Additionally, it’s now possible to cater to the right context at the episode level, which makes CTV buying both more granular (i.e only the episodes that really matter to you for said show) and more reaching as Pixability’s models find similar types of content in the catalogs of other publishers. 

And lastly, it enables brand safety and suitability by going below the surface to identify and remove any videos with unsafe or unsuitable context on the screen or in the dialogue.

Pixability’s unique approach to CTV contextualization

Now, let’s dive in on the tech side. CTV contextual technology requires processing video files and metadata that is then boiled down into concepts that marketers can leverage. This can lead to large amounts of data, making it easy to miss the mark between accuracy and actionability. For example, advertisers do not currently purchase ad spots at a scene level, so flagging each scene of each video is not meaningful when classifying a long-form video such as a movie. 

After multiple iterations, we have found the combination of Generative AI, Natural Language Processing, and Computer Vision to be the best way to classify long content on CTV, each serving its own purpose. This is how we do it.

Computer Vision: Analyzing Visual Elements

Computer vision enables machines to comprehend and interpret visual data, making it essential for categorizing CTV inventory. By leveraging deep learning algorithms, computer vision systems can automatically identify scenes and visual patterns within video content. This capability is crucial for inventory categorization, as it allows for extracting valuable metadata related to the content. 

At Pixability, we use computer vision algorithms to identify specific objects, products, weapons, explicit content or actions, and more within CTV assets. Our technology then uses this information to classify inventory based on IAB standards such as IAB Content Taxonomy, as well as GARM Brand safety/Suitability. 

But what if  the video just showcases humans sitting and chatting like many talk shows? That’s where Natural Language Processing comes in.
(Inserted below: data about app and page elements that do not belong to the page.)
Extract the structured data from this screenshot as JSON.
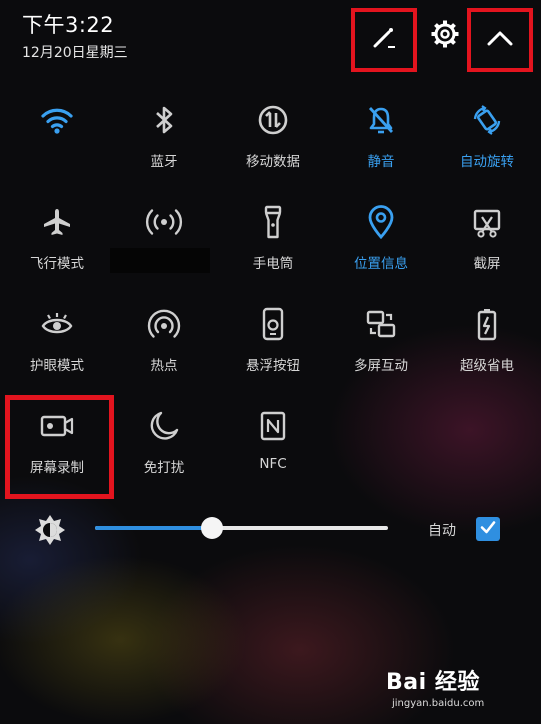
{
  "status": {
    "time": "下午3:22",
    "date": "12月20日星期三"
  },
  "toggles": [
    {
      "key": "wifi",
      "icon": "wifi-icon",
      "label": "",
      "active": true
    },
    {
      "key": "bluetooth",
      "icon": "bluetooth-icon",
      "label": "蓝牙",
      "active": false
    },
    {
      "key": "mobile-data",
      "icon": "mobile-data-icon",
      "label": "移动数据",
      "active": false
    },
    {
      "key": "mute",
      "icon": "mute-icon",
      "label": "静音",
      "active": true
    },
    {
      "key": "auto-rotate",
      "icon": "auto-rotate-icon",
      "label": "自动旋转",
      "active": true
    },
    {
      "key": "airplane-mode",
      "icon": "airplane-icon",
      "label": "飞行模式",
      "active": false
    },
    {
      "key": "hotspot-signal",
      "icon": "signal-icon",
      "label": "",
      "active": false
    },
    {
      "key": "flashlight",
      "icon": "flashlight-icon",
      "label": "手电筒",
      "active": false
    },
    {
      "key": "location",
      "icon": "location-icon",
      "label": "位置信息",
      "active": true
    },
    {
      "key": "screenshot",
      "icon": "screenshot-icon",
      "label": "截屏",
      "active": false
    },
    {
      "key": "eye-comfort",
      "icon": "eye-icon",
      "label": "护眼模式",
      "active": false
    },
    {
      "key": "hotspot",
      "icon": "hotspot-icon",
      "label": "热点",
      "active": false
    },
    {
      "key": "floating-button",
      "icon": "floating-button-icon",
      "label": "悬浮按钮",
      "active": false
    },
    {
      "key": "multi-screen",
      "icon": "multi-screen-icon",
      "label": "多屏互动",
      "active": false
    },
    {
      "key": "power-saver",
      "icon": "battery-icon",
      "label": "超级省电",
      "active": false
    },
    {
      "key": "screen-record",
      "icon": "screen-record-icon",
      "label": "屏幕录制",
      "active": false
    },
    {
      "key": "do-not-disturb",
      "icon": "moon-icon",
      "label": "免打扰",
      "active": false
    },
    {
      "key": "nfc",
      "icon": "nfc-icon",
      "label": "NFC",
      "active": false
    }
  ],
  "brightness": {
    "level_fraction": 0.4,
    "auto_label": "自动",
    "auto_checked": true
  },
  "colors": {
    "accent": "#2f8fe0",
    "highlight": "#e3141e",
    "text": "#d6d6d6"
  },
  "watermark": {
    "logo": "Bai 经验",
    "url": "jingyan.baidu.com"
  }
}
Natural Language Processing: Extracting Meaning from Text

While computer vision focuses on the visual aspects of CTV content, natural language processing (NLP) plays a crucial role in analyzing the textual components, such as speech-to-text, closed captions, subtitles, video titles, video descriptions, and other metadata. NLP techniques enable machines to understand and extract meaning from human language, facilitating effective categorization of CTV inventory.
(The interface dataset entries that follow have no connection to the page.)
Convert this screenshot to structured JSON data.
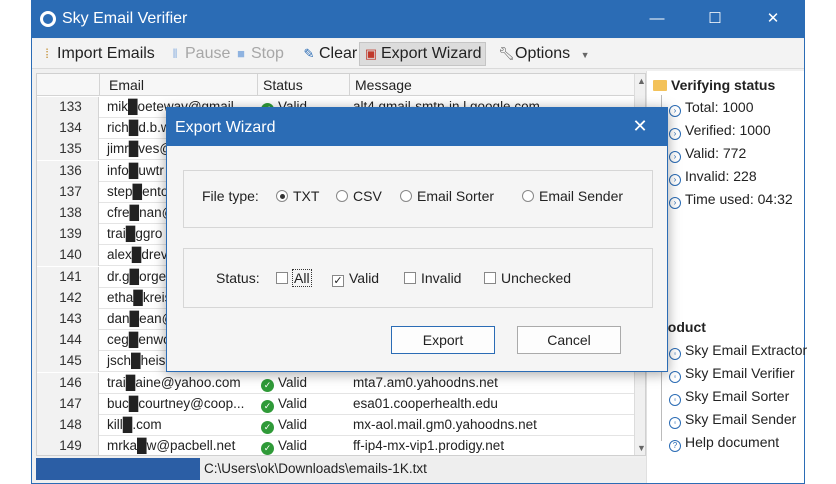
{
  "window": {
    "title": "Sky Email Verifier",
    "controls": {
      "minimize": "—",
      "maximize": "☐",
      "close": "✕"
    }
  },
  "toolbar": {
    "import": "Import Emails",
    "pause": "Pause",
    "stop": "Stop",
    "clear": "Clear",
    "export": "Export Wizard",
    "options": "Options"
  },
  "grid": {
    "headers": {
      "email": "Email",
      "status": "Status",
      "message": "Message"
    },
    "rows": [
      {
        "num": "133",
        "email": "mik█oetewav@gmail",
        "status": "Valid",
        "msg": "alt4.gmail-smtp-in.l.google.com"
      },
      {
        "num": "134",
        "email": "rich█d.b.w",
        "status": "",
        "msg": ""
      },
      {
        "num": "135",
        "email": "jimr█ves@",
        "status": "",
        "msg": ""
      },
      {
        "num": "136",
        "email": "info█uwtr",
        "status": "",
        "msg": ""
      },
      {
        "num": "137",
        "email": "step█entor",
        "status": "",
        "msg": ""
      },
      {
        "num": "138",
        "email": "cfre█nan@",
        "status": "",
        "msg": ""
      },
      {
        "num": "139",
        "email": "trai█ggro",
        "status": "",
        "msg": ""
      },
      {
        "num": "140",
        "email": "alex█drev",
        "status": "",
        "msg": ""
      },
      {
        "num": "141",
        "email": "dr.g█orge",
        "status": "",
        "msg": ""
      },
      {
        "num": "142",
        "email": "etha█kreis",
        "status": "",
        "msg": ""
      },
      {
        "num": "143",
        "email": "dan█ean@",
        "status": "",
        "msg": ""
      },
      {
        "num": "144",
        "email": "ceg█enwo",
        "status": "",
        "msg": ""
      },
      {
        "num": "145",
        "email": "jsch█heis",
        "status": "",
        "msg": ""
      },
      {
        "num": "146",
        "email": "trai█aine@yahoo.com",
        "status": "Valid",
        "msg": "mta7.am0.yahoodns.net"
      },
      {
        "num": "147",
        "email": "buc█courtney@coop...",
        "status": "Valid",
        "msg": "esa01.cooperhealth.edu"
      },
      {
        "num": "148",
        "email": "kill█.com",
        "status": "Valid",
        "msg": "mx-aol.mail.gm0.yahoodns.net"
      },
      {
        "num": "149",
        "email": "mrka█w@pacbell.net",
        "status": "Valid",
        "msg": "ff-ip4-mx-vip1.prodigy.net"
      }
    ]
  },
  "statusbar": {
    "path": "C:\\Users\\ok\\Downloads\\emails-1K.txt"
  },
  "sidepanel": {
    "verifying_title": "Verifying status",
    "stats": [
      "Total: 1000",
      "Verified: 1000",
      "Valid: 772",
      "Invalid: 228",
      "Time used: 04:32"
    ],
    "product_title": "Product",
    "products": [
      "Sky Email Extractor",
      "Sky Email Verifier",
      "Sky Email Sorter",
      "Sky Email Sender",
      "Help document"
    ]
  },
  "dialog": {
    "title": "Export Wizard",
    "close": "✕",
    "file_type_label": "File type:",
    "file_types": [
      "TXT",
      "CSV",
      "Email Sorter",
      "Email Sender"
    ],
    "selected_file_type": "TXT",
    "status_label": "Status:",
    "status_options": [
      {
        "label": "All",
        "checked": false
      },
      {
        "label": "Valid",
        "checked": true
      },
      {
        "label": "Invalid",
        "checked": false
      },
      {
        "label": "Unchecked",
        "checked": false
      }
    ],
    "export_button": "Export",
    "cancel_button": "Cancel"
  },
  "colors": {
    "accent": "#2b6cb5",
    "valid": "#2f9a38",
    "progress": "#2b5ea5"
  }
}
By applying NLP algorithms, it becomes possible to detect topics, and even sentiment, within the textual data associated with CTV content. For example, analyzing the dialogue of a TV show or the description of a movie provides valuable insights into the genre, storyline, target audience, IAB Category, and brand suitability of said asset. 

But what if the video is ambiguous? Is “Fast and Furious” a video about Automotive, or should it be in the Movies IAB category? Or both? Enter: artificial intelligence.
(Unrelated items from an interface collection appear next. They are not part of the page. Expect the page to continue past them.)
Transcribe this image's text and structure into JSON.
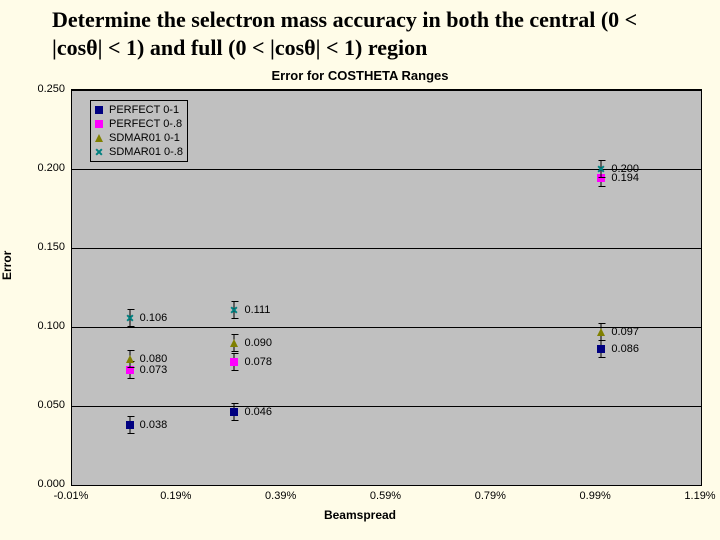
{
  "headline": "Determine the selectron mass accuracy in both the central (0 < |cosθ| < 1) and full (0 < |cosθ| < 1) region",
  "chart_data": {
    "type": "scatter",
    "title": "Error for COSTHETA Ranges",
    "xlabel": "Beamspread",
    "ylabel": "Error",
    "ylim": [
      0.0,
      0.25
    ],
    "xlim": [
      -0.0001,
      0.0119
    ],
    "yticks": [
      "0.000",
      "0.050",
      "0.100",
      "0.150",
      "0.200",
      "0.250"
    ],
    "xticks": [
      "-0.01%",
      "0.19%",
      "0.39%",
      "0.59%",
      "0.79%",
      "0.99%",
      "1.19%"
    ],
    "legend": {
      "items": [
        {
          "name": "PERFECT 0-1",
          "marker": "sq-navy"
        },
        {
          "name": "PERFECT 0-.8",
          "marker": "sq-pink"
        },
        {
          "name": "SDMAR01 0-1",
          "marker": "tri-oliv"
        },
        {
          "name": "SDMAR01 0-.8",
          "marker": "x-teal"
        }
      ]
    },
    "series": [
      {
        "name": "PERFECT 0-1",
        "marker": "sq-navy",
        "x": [
          0.001,
          0.003,
          0.01
        ],
        "y": [
          0.038,
          0.046,
          0.086
        ]
      },
      {
        "name": "PERFECT 0-.8",
        "marker": "sq-pink",
        "x": [
          0.001,
          0.003,
          0.01
        ],
        "y": [
          0.073,
          0.078,
          0.194
        ]
      },
      {
        "name": "SDMAR01 0-1",
        "marker": "tri-oliv",
        "x": [
          0.001,
          0.003,
          0.01
        ],
        "y": [
          0.08,
          0.09,
          0.097
        ]
      },
      {
        "name": "SDMAR01 0-.8",
        "marker": "x-teal",
        "x": [
          0.001,
          0.003,
          0.01
        ],
        "y": [
          0.106,
          0.111,
          0.2
        ]
      }
    ],
    "labels": [
      {
        "x": 0.001,
        "y": 0.038,
        "text": "0.038"
      },
      {
        "x": 0.001,
        "y": 0.073,
        "text": "0.073"
      },
      {
        "x": 0.001,
        "y": 0.08,
        "text": "0.080"
      },
      {
        "x": 0.001,
        "y": 0.106,
        "text": "0.106"
      },
      {
        "x": 0.003,
        "y": 0.046,
        "text": "0.046"
      },
      {
        "x": 0.003,
        "y": 0.078,
        "text": "0.078"
      },
      {
        "x": 0.003,
        "y": 0.09,
        "text": "0.090"
      },
      {
        "x": 0.003,
        "y": 0.111,
        "text": "0.111"
      },
      {
        "x": 0.01,
        "y": 0.086,
        "text": "0.086"
      },
      {
        "x": 0.01,
        "y": 0.097,
        "text": "0.097"
      },
      {
        "x": 0.01,
        "y": 0.194,
        "text": "0.194"
      },
      {
        "x": 0.01,
        "y": 0.2,
        "text": "0.200"
      }
    ]
  }
}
Generative AI: Uncovering Patterns and Context

Computer vision paired with NLP allows for deeper CTV analysis across both visual and textual information to enhance the accuracy and granularity of categorization. However, generative AI empowers Pixability to uncover how the video content is perceived by humans. 

It leverages a very large training dataset to synthesize and ultimately transcend the categorization provided by Computer Vision and NLP. In a world where the IAB and GARM categories can collide with each-other, overlap, or even require multi-classing for the same video, Generative AI becomes a fantastic tool to understand what the user is trying to watch and by proxy what advertising is relevant for this video. 

Want to learn more about how Pixability can help drive better brand suitability and contextual targeting on CTV? Reach out today for more information! 


IRIS.TV is the only data platform built for video and CTV. We structure, connect, and activate the world’s video-level data to create better viewing experiences and advertising outcomes. Our content identifier, the IRIS_ID, enables our partners to build scalable advertising solutions for contextual and brand-suitability planning, targeting, and measurement. Learn more about the IRIS_ID and the IRIS-enabled™ ecosystem of premium publishers, data partners, and ad platforms at